▸ Task to carry out
The answer must be every line of the records in which the string "enabled" appears.

▸ Supplied material
☆ ☆ ☆ ☆ ☆

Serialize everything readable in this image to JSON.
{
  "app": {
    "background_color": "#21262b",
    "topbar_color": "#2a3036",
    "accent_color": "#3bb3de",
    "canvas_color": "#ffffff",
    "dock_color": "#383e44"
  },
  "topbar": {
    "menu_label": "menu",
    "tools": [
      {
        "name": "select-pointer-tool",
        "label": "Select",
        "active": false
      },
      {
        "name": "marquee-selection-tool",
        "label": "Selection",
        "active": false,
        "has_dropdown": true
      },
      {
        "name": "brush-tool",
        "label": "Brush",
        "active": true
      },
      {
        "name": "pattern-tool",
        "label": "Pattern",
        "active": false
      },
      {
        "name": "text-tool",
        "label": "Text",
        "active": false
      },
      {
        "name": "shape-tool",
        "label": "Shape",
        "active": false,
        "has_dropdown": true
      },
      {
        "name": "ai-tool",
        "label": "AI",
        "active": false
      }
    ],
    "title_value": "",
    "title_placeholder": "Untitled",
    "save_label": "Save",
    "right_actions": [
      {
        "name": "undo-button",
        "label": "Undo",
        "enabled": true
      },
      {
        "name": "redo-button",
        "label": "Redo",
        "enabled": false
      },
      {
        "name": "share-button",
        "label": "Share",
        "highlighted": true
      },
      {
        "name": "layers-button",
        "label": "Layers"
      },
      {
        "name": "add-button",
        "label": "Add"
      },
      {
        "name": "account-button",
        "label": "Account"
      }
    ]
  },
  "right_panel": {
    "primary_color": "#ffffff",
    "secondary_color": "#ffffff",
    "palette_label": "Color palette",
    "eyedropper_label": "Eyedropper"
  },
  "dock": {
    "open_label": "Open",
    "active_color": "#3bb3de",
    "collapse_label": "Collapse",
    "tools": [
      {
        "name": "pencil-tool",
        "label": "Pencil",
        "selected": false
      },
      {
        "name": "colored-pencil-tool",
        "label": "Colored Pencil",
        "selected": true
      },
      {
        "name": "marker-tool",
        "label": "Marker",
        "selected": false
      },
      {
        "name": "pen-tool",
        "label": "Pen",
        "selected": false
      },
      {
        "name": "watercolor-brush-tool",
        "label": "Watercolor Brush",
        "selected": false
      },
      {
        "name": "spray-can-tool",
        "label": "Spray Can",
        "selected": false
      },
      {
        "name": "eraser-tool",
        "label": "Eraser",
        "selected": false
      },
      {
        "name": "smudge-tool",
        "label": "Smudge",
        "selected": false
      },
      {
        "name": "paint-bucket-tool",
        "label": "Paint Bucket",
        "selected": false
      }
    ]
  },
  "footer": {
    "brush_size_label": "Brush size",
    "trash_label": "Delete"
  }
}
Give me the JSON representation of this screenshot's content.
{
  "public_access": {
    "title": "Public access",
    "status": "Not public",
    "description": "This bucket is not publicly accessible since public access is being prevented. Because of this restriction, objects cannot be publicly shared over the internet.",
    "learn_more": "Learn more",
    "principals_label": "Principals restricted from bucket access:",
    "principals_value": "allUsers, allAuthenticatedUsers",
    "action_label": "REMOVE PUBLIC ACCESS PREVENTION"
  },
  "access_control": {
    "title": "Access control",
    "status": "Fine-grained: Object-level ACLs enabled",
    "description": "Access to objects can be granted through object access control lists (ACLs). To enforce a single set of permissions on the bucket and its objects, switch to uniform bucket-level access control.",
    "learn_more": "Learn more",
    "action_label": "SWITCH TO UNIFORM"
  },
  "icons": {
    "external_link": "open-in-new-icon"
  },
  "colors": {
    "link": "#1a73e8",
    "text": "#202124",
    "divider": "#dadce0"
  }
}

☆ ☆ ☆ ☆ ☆

▸ Answer to the problem
        "enabled": true
        "enabled": false
    "status": "Fine-grained: Object-level ACLs enabled",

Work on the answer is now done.